Does the "current limiting resistor" make a little more sense now? You don't want to use a single resistor with two or more LEDs, especially when they are not from the same manufacturer, chemistry, date code or bin. Since the Vf will be different, one of the LEDs will allow more current to flow through it, and it will heat up and die first.
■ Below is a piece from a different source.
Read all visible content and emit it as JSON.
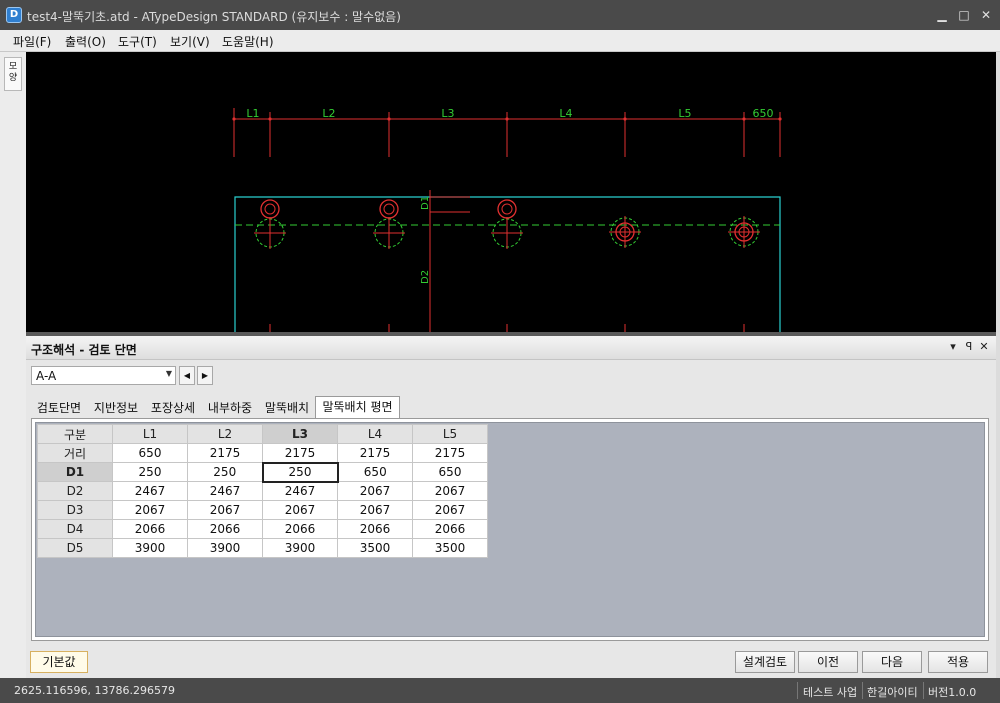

When that LED goes, now the single resistor still allows the same current to flow and the other LEDs are carrying the dead LEDs current too, which mean the next lowest Vf LED will die a whole lot sooner!!! You also run the risk of one LED clamping the voltage across them to a voltage too low for the others to turn on.

As a sharing resistor example, to have 5mA go through 3 Red LEDs, you might say I'll use a single 220 Ohm resistor to allow only 15mA to flow. 3 x 0.005 x 220 = 3.3V and 5-3.3 = 1.7V, most likely enough to have all three on. If one LED dies, for whatever reason, physically, lightning, or most likely heat, now you have two LEDs with 1.7V across them and a resistor with 3.3V across it, carrying 15mA (3.3/220=0.15) and guess what, each of the two LED is now carrying 7.5mA and not 5mA any more. 1.5 times more than planned! A resistor is 10 cents, two more will not hurt you, if you keep in mind that fixing this problem in 5 years, will be at least 1/2 hour's work, and what is that rate? Compared to the 20 cents you saved?

Did you know you can write and compile code for your Arduino online?

Did you know there are also simulators for Arduino onlinelike this oneand others?